Bridging the gap: democracy between old models and new realities
"Eighty hours of debate, several dozen encounters, more than 200 experts from around the globe and 1500 participants representing 120 countries". This is the assessment of the first Strasbourg World Forum for Democracy made by Senior Co-ordinator Jean-Louis Laurens, during the closing ceremony.
The aim of this first Forum was not to find global consensus on democracy, but rather to allow discussions and exchanges of experience between politicians, global leaders and members of the civil society to identify possible answers to challenges arising in today's societies.
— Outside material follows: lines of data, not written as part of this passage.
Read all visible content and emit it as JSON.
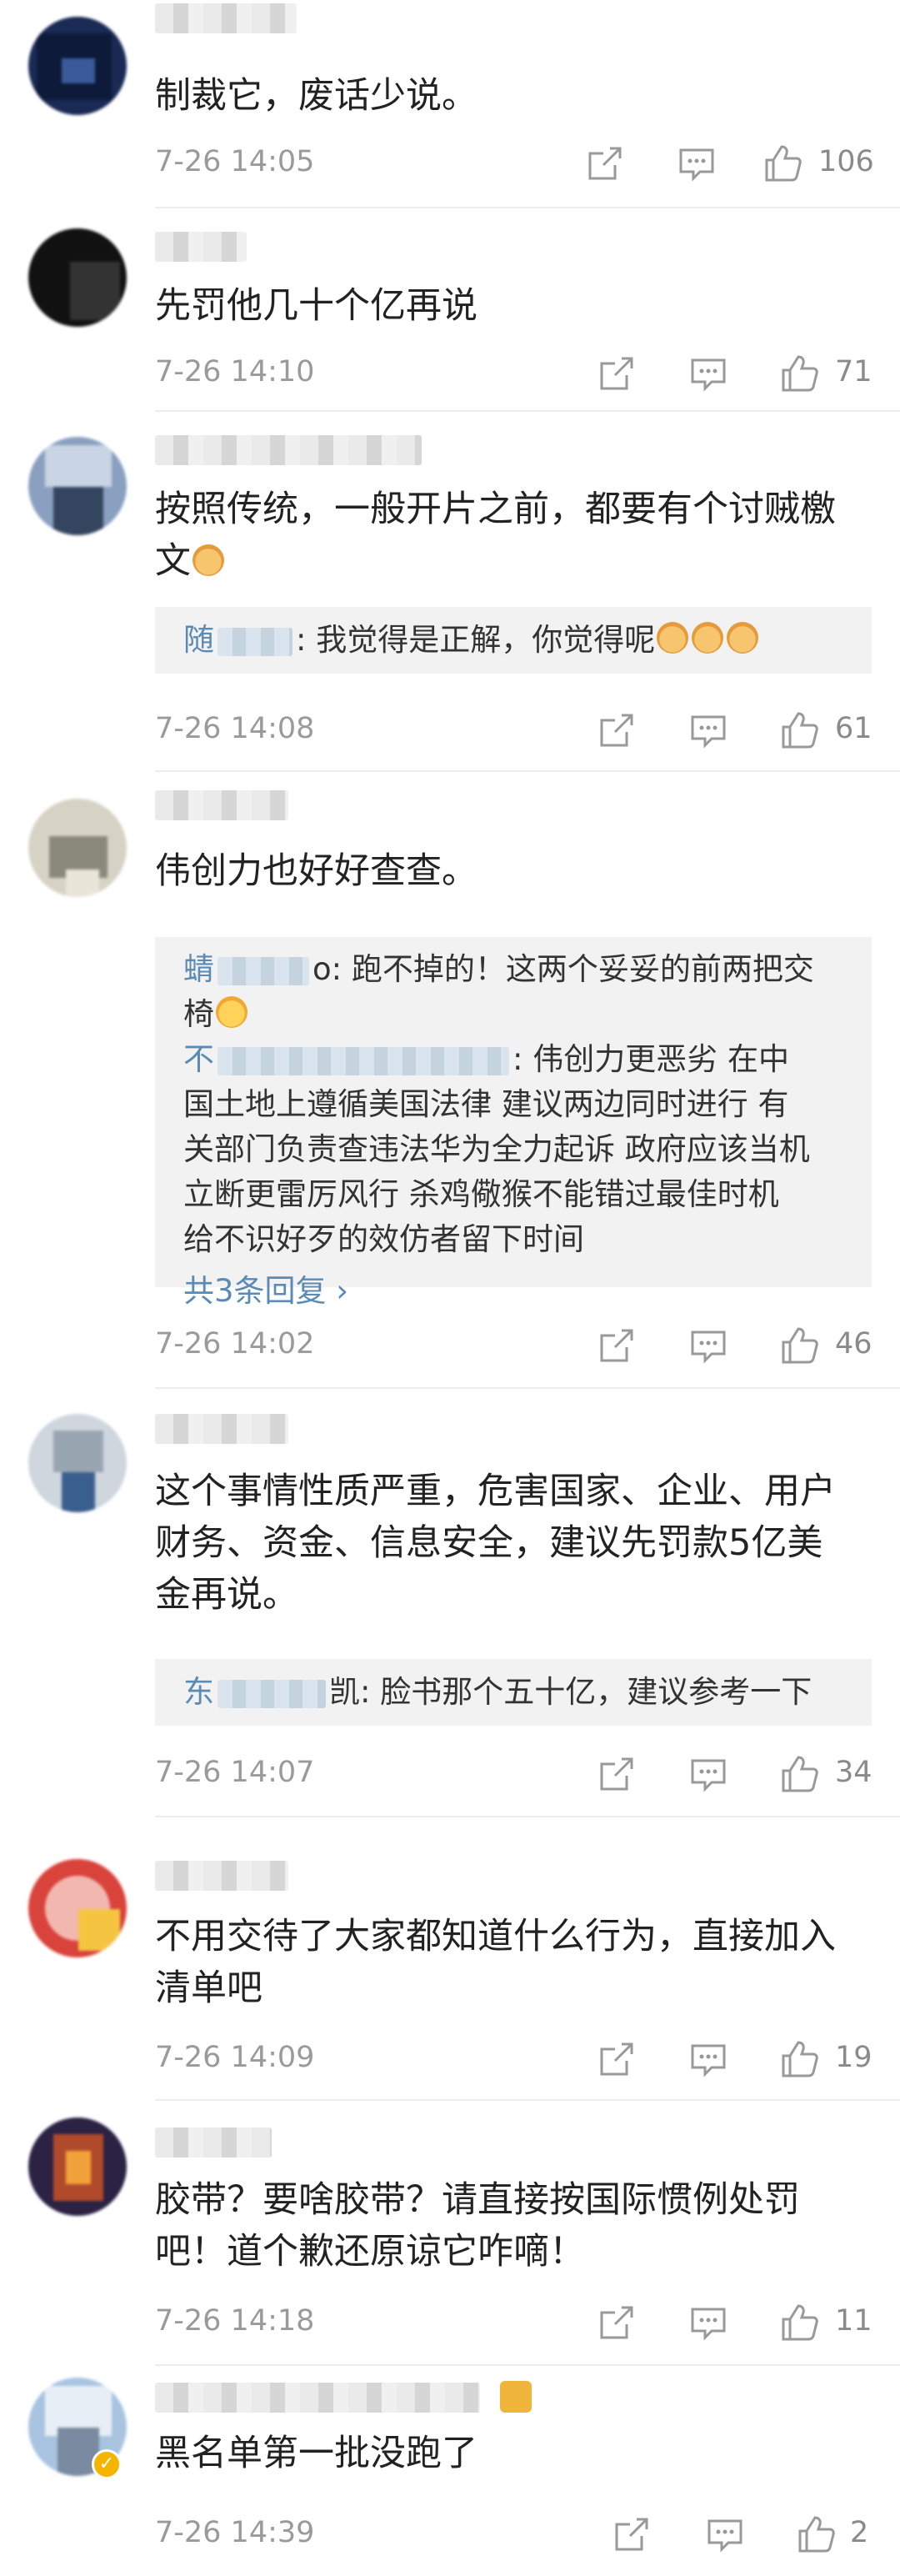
{
  "comments": [
    {
      "text": "制裁它，废话少说。",
      "time": "7-26 14:05",
      "likes": "106",
      "replies": []
    },
    {
      "text": "先罚他几十个亿再说",
      "time": "7-26 14:10",
      "likes": "71",
      "replies": []
    },
    {
      "text": "按照传统，一般开片之前，都要有个讨贼檄\n文",
      "time": "7-26 14:08",
      "likes": "61",
      "replies": [
        {
          "name": "随",
          "text": ": 我觉得是正解，你觉得呢"
        }
      ]
    },
    {
      "text": "伟创力也好好查查。",
      "time": "7-26 14:02",
      "likes": "46",
      "replies": [
        {
          "name": "蜻",
          "text": "o: 跑不掉的！这两个妥妥的前两把交\n椅"
        },
        {
          "name": "不",
          "text": ": 伟创力更恶劣 在中\n国土地上遵循美国法律 建议两边同时进行 有\n关部门负责查违法华为全力起诉 政府应该当机\n立断更雷厉风行 杀鸡儆猴不能错过最佳时机\n给不识好歹的效仿者留下时间"
        }
      ],
      "more": "共3条回复 ›"
    },
    {
      "text": "这个事情性质严重，危害国家、企业、用户\n财务、资金、信息安全，建议先罚款5亿美\n金再说。",
      "time": "7-26 14:07",
      "likes": "34",
      "replies": [
        {
          "name": "东",
          "text": "凯: 脸书那个五十亿，建议参考一下"
        }
      ]
    },
    {
      "text": "不用交待了大家都知道什么行为，直接加入\n清单吧",
      "time": "7-26 14:09",
      "likes": "19",
      "replies": []
    },
    {
      "text": "胶带？要啥胶带？请直接按国际惯例处罚\n吧！道个歉还原谅它咋嘀！",
      "time": "7-26 14:18",
      "likes": "11",
      "replies": []
    },
    {
      "text": "黑名单第一批没跑了",
      "time": "7-26 14:39",
      "likes": "2",
      "replies": []
    }
  ],
  "icons": {
    "share": "share-icon",
    "comment": "comment-icon",
    "like": "thumbs-up-icon"
  },
  "colors": {
    "link": "#5b8bb5",
    "meta": "#9a9a9a",
    "reply_bg": "#f2f2f2"
  }
}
What are the forces shaping democratic societies in the future? Will the emerging voices of the Arab Spring bring about lasting stability? And can they be a source of inspiration for reforms in established Western democracies? By confronting conventional concepts with new realities, the Forum gauged how democracies can satisfy the expectations of citizens and adapt to their different values and traditions.
During the closing ceremony, the writer and Egyptian militant Nawal El Saadawi took a troubling look at where democracy stands today, as it responds to the challenges of the present crisis. She called for innovation in the economic system and education and for a change in media behaviour and religious approaches. "Democracy is a daily commitment for each responsible citizen. Democracy is a way of living. It is impossible to establish and to make democracy alive without valuing justice, liberty, dignity and human rights".
Nawal El Saadawi expressed the wish that future Forums: "stop treating the symptoms, and rather search for the causes of the disease" of our democratic systems.